◆ **Exercise material**

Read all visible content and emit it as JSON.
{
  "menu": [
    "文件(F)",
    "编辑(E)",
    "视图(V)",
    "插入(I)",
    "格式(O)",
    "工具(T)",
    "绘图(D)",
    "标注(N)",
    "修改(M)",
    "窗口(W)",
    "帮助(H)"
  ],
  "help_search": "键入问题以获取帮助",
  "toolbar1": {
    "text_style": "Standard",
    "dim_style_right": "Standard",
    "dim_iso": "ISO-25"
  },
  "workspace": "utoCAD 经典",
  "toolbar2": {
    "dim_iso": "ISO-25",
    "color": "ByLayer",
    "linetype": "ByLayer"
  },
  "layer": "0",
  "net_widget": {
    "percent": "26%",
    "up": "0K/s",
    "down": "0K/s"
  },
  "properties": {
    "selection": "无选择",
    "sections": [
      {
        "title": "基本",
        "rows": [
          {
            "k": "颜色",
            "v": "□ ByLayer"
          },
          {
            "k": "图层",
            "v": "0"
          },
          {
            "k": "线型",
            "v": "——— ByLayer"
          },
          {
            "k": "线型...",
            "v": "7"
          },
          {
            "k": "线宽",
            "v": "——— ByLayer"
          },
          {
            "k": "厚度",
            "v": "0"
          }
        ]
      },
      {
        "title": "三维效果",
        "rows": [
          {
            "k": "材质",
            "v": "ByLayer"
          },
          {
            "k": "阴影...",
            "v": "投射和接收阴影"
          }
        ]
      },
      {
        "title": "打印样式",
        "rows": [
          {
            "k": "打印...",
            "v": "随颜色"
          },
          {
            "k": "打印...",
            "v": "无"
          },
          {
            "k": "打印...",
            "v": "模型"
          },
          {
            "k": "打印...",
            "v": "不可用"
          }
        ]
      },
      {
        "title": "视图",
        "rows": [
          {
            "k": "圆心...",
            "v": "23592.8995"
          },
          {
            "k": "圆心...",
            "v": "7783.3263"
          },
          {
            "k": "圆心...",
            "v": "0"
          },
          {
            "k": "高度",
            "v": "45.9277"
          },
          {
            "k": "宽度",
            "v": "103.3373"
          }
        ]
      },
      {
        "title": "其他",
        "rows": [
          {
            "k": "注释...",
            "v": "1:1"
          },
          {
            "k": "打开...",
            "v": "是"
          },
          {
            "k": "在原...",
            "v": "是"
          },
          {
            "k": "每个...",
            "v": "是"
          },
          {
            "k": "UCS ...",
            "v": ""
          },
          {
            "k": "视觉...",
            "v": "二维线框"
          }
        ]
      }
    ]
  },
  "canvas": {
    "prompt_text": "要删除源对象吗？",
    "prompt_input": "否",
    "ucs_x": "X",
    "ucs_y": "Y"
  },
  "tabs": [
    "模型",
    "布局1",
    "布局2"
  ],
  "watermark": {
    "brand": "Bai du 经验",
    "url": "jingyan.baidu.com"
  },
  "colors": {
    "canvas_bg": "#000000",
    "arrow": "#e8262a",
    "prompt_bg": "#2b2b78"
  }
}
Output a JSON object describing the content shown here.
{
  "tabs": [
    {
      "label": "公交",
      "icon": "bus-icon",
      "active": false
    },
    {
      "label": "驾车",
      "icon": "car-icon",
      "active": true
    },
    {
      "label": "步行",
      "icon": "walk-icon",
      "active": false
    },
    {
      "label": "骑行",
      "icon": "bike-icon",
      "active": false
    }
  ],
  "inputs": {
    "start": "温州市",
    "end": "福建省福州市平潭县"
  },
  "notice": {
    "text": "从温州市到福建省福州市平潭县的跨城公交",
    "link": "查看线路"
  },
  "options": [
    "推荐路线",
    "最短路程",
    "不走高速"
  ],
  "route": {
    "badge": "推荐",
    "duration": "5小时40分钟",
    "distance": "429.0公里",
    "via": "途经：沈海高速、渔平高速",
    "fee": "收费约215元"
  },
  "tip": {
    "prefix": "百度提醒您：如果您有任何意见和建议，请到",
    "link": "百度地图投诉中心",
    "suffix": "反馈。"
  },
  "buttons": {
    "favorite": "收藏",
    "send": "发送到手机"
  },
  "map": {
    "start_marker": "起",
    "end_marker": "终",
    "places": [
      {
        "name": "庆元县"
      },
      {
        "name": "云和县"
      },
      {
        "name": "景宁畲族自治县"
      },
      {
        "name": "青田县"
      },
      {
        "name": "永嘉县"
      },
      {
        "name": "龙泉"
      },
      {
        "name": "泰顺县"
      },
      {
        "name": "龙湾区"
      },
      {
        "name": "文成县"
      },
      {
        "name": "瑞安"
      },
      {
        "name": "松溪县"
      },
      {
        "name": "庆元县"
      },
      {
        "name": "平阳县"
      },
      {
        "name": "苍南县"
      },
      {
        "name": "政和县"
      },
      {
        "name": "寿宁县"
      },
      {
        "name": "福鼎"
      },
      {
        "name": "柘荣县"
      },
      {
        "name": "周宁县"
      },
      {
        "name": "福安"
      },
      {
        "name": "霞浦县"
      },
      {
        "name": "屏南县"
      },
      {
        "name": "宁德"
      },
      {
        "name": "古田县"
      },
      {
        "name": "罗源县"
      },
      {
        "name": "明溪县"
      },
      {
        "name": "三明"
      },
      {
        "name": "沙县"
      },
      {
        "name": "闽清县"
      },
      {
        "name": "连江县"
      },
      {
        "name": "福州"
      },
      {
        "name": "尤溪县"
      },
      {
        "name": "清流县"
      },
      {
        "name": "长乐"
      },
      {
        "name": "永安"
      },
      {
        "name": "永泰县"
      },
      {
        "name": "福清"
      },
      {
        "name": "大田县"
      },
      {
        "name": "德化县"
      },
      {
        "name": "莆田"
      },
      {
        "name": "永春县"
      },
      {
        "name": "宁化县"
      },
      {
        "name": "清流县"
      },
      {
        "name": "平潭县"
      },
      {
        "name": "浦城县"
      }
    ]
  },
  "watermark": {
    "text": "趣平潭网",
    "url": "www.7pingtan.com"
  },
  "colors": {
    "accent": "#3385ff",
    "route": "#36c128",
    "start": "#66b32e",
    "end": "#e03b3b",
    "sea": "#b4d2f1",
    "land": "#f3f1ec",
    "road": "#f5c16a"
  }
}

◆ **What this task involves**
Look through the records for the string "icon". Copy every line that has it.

◆ **Response to the exercise**
      "icon": "bus-icon",
      "icon": "car-icon",
      "icon": "walk-icon",
      "icon": "bike-icon",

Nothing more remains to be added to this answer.